# [Task inputs]
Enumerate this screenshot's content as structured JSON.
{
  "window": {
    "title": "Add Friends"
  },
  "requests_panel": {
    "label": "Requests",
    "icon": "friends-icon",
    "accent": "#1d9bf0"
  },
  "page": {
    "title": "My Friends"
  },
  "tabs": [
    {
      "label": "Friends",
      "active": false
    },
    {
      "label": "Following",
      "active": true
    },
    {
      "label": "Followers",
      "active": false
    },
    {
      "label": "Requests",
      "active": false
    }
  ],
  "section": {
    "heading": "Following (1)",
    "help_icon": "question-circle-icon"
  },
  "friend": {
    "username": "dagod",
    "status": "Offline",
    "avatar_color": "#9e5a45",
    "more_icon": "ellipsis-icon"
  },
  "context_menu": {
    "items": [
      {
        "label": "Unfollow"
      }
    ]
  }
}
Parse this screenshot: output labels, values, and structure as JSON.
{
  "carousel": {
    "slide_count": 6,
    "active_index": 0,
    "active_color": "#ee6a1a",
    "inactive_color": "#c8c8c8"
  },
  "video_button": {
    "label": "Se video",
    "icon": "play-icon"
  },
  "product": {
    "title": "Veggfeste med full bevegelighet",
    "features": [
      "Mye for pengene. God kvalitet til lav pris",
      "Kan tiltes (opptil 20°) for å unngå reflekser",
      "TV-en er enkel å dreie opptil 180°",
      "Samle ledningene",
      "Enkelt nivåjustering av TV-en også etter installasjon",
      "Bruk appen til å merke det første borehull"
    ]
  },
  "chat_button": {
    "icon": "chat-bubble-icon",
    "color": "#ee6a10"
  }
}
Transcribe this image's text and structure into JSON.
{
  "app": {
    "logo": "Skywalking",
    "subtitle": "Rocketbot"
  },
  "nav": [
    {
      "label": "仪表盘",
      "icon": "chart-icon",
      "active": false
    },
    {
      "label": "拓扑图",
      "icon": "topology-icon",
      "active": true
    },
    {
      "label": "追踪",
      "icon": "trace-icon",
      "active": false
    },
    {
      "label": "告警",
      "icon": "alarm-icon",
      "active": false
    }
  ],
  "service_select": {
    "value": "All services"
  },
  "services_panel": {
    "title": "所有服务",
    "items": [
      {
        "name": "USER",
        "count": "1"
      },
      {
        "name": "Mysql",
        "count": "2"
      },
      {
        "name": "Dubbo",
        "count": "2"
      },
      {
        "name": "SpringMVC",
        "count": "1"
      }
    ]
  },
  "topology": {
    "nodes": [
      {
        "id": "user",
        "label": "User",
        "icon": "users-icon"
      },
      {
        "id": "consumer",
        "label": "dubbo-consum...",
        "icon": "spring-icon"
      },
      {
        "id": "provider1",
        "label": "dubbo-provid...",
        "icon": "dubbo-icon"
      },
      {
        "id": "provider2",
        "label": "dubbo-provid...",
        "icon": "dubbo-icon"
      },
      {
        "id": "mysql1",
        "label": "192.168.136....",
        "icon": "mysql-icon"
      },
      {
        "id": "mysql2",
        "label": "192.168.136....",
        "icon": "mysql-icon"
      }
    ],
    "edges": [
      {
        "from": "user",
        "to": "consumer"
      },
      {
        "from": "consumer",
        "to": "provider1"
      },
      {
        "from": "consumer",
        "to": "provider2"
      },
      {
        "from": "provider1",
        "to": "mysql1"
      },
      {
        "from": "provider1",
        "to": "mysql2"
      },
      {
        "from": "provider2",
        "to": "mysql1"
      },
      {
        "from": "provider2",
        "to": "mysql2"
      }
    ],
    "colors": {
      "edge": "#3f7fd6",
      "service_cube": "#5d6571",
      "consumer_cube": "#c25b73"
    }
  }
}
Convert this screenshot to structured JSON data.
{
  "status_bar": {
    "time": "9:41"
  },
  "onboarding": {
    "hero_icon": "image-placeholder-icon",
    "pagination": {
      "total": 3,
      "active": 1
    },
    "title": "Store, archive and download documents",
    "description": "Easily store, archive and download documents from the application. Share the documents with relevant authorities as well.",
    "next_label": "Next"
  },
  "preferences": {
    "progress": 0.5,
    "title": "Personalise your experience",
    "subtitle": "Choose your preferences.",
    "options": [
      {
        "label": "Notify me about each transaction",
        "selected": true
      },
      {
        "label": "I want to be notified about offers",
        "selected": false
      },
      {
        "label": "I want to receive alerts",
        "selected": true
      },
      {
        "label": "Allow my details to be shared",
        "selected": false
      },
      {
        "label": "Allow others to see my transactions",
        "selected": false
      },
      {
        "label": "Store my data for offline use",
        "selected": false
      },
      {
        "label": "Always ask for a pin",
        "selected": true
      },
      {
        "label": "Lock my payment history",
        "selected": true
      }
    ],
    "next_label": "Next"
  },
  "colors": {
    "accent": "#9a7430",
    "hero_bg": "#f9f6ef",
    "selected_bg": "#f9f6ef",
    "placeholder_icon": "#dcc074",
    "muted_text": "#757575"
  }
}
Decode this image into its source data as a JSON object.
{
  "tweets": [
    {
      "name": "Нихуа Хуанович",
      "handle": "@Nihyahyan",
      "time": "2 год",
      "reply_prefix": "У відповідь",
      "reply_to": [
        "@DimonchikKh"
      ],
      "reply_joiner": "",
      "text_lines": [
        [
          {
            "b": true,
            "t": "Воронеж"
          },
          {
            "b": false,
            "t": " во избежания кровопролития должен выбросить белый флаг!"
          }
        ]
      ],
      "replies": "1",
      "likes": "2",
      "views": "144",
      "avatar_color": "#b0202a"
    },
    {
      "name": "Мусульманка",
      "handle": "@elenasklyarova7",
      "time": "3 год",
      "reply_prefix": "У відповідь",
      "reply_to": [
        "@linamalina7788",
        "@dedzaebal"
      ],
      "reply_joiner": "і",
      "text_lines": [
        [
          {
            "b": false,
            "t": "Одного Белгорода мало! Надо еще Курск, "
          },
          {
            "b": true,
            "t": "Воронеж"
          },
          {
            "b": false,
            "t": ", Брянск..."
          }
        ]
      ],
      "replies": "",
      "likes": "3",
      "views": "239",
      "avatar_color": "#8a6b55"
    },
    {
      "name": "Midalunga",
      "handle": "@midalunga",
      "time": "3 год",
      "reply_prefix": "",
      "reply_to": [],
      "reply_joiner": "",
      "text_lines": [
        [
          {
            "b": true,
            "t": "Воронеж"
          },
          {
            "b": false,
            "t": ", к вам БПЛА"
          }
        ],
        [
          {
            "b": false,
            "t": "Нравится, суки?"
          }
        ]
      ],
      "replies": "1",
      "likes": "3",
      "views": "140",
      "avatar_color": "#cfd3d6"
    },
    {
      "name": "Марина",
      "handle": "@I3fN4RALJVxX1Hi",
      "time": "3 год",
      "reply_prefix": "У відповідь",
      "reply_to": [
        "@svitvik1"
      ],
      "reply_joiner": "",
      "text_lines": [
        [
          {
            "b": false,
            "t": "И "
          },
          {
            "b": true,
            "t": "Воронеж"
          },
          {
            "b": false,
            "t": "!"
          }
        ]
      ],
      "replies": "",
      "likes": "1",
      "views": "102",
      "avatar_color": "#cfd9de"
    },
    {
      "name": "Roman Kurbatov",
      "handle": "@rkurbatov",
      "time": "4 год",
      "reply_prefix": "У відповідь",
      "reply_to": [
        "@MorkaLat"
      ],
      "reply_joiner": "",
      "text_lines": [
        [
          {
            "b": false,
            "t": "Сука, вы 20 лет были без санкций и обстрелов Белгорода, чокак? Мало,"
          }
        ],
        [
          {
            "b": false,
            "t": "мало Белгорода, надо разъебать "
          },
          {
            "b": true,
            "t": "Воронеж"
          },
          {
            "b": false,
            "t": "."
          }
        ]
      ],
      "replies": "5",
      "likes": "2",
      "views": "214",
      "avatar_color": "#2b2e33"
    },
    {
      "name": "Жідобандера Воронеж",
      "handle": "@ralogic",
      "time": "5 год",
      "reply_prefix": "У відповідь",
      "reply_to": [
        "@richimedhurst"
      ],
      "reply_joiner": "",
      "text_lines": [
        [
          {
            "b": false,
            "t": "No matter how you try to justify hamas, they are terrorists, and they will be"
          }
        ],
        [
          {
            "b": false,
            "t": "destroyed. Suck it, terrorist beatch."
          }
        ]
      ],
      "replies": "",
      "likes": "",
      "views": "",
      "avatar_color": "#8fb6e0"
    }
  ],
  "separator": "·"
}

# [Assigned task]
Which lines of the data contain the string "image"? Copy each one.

# [Worked solution]
Transcribe this image's text and structure into JSON.
    "hero_icon": "image-placeholder-icon",
Decode this image into its source data as a JSON object.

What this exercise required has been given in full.